The New Success Metric: Return on Experience


Gears with words Customer and Experience

Many companies look at their return on investment to determine whether they’re successful. However, this approach ignores the reality of the modern business world. Experience is the new marketing currency, with the customer experience poised to be the main competitive differentiator in 2020. It’s time for organizations to turn their attention to return on experience.

The Characteristics of a Quality Customer Experience

The form that the quality customer experience takes varies based on the company’s industry, but they share several essential traits.

  • Context: Make sure that the experience fits the customer’s context. They’re not going to respond well to a loud pop-up restaurant stall in the middle of a bookstore, but they would love a place where they can get hot tea on cold days.
  • Consistency: The customer doesn’t want to face changing policies, environments or other disruptions in a seamless experience. The company needs to offer consistency at every touch point. Everything from the verbiage in emails to the style of a storefront should create a cohesive whole.
  • Empowered front-line staff: The staff that handles customers on a daily basis should not be held back by rigid policies that get in the way of the customer experience. They should have the flexibility to adapt to unexpected situations and give the customer a story that they’re happy to share with their social circles. The training that the front-line staff receives should prepare them to adapt to the situation at hand and offer a variety of tools to help out a buyer.
  • Clear expectations: Quality customer experience is not a “customer is always right approach.” Some people will always demand more than is reasonable. Setting clear expectations with clients provides them with the information they need to understand what the company can and can’t do for them.

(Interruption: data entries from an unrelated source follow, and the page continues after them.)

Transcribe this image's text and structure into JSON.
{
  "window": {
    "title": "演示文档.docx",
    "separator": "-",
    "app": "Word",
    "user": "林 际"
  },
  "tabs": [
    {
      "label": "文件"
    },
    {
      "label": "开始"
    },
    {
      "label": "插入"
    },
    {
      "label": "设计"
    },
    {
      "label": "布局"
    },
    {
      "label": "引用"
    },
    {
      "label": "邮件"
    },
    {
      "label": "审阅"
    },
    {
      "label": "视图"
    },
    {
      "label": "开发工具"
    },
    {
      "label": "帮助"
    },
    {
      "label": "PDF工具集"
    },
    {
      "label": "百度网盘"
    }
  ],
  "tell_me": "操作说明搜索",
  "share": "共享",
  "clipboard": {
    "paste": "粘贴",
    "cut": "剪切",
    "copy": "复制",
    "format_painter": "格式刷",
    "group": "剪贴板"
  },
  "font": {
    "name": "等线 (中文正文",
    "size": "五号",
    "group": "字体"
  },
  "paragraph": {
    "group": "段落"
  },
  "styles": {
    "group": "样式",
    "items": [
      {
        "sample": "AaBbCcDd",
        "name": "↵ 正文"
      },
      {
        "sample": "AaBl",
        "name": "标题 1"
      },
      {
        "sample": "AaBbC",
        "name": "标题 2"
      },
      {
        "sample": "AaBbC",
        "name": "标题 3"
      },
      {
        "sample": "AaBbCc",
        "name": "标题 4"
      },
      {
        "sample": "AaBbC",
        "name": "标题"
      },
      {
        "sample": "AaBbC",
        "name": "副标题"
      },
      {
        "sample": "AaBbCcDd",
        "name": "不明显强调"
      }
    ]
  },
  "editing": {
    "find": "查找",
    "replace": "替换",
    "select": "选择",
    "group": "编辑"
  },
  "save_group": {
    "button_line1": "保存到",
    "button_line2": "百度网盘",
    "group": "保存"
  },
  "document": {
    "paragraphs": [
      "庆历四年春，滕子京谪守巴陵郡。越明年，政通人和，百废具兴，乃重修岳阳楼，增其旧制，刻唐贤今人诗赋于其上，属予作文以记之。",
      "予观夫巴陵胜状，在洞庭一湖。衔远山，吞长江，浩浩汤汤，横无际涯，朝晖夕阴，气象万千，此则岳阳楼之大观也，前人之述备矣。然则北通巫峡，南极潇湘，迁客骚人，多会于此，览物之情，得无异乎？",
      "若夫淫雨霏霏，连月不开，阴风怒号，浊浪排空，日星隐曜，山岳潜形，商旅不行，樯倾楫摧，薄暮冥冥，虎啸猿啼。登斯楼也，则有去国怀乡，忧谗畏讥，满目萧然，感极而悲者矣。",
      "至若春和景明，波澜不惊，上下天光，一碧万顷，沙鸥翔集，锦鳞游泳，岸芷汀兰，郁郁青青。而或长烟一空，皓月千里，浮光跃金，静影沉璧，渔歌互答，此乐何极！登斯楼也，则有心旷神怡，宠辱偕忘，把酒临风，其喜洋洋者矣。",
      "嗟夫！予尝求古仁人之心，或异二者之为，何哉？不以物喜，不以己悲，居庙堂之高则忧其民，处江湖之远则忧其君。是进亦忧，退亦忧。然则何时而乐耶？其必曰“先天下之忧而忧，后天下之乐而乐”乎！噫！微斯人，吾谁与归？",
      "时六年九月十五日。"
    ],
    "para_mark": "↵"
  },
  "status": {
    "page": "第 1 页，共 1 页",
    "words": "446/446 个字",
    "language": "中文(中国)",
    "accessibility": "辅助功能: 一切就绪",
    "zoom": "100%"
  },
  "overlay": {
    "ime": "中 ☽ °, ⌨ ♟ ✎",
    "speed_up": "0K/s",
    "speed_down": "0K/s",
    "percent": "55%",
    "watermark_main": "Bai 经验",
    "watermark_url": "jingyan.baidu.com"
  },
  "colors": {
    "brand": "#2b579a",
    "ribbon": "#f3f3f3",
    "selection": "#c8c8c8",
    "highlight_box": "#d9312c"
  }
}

When this information is stated upfront, there’s less ambiguity for all parties involved.
  • Omni-channel: The customer journey takes place on many channels, and the experience must accommodate the varied paths.
  • Personalized: Companies have many customer data points that are useful for offering personalized experiences, such as product recommendations.

Invest in Moments That Matter to Customers

Companies need to focus their investments where they will have the biggest impact on the customer’s overall experience. Businesses need to look at different metrics to discover the best opportunities, as previous decision-making is typically based on revenue generation.

Here are a few examples of companies identifying and addressing important parts in the customer journey.

  • Parents head out to a quick-serve restaurant after a long day at work. They’re too tired to cook, so they pack their kids into the car. The business has a play area that enhances the overall experience, as the children get an entertaining place to play and the parents have some downtime. They will likely choose this establishment over others based on this addition.
  • After a long red-eye flight, business travelers arrive at their hotel. They don’t have to stand in line at a check-in desk. Instead, the hotel staff uses a tablet-based system, so the guests start relaxing as soon as they come in the door. A staff member goes to the traveler, greets them with a drink and handles this process. That’s a far cry from the standard check-in experience that business travelers are often greeted with.
  • Many airline companies cut amenities and nickel and dime customers for services that used to be included, such as free checked bags. Southwest Airlines saw an opportunity to stand out in an industry filled with unhappy customers. Their flight attendants are friendly, funny and a joy to be around. Flyers can take two carry-on bags and two checked bags for free, and additional bags have relatively low fees compared to other airlines.

Move From ROI to ROE

Businesses seeking to move from ROI to ROE need to adjust the key performance indicators that they use to determine whether strategies are successful. Here are several KPIs that help companies understand how well they’re doing on improving the customer experience:

  • Customer survey scores: Net Promoter, customer satisfaction and customer effort scores are a few ways businesses can gain direct feedback from consumers about the experience. While these reviews are often limited in scope, the data they generate provides a good overall impression of whether a business is going in the right direction.
  • Customer retention rate: Appropriate experience investments lead to better customer loyalty. Their overall lifetime value is lifted, and they’ll likely refer multiple people to the company over the length of the relationship.
  • Customer advocacy: Brand ambassadors are so delighted by the customer experience that they’re actively talking about it in-person and on social networks. The top companies often have a large advocate population, which gives an indication of the strength of their ROE.

Companies will fall behind if they don’t start allocating sufficient budget to the customer experience. ROE is the most important success metric for a business that wants to stay competitive over the next five years. It also improves the bottom line, as delighted customers stick with the organization and bring in significant revenue.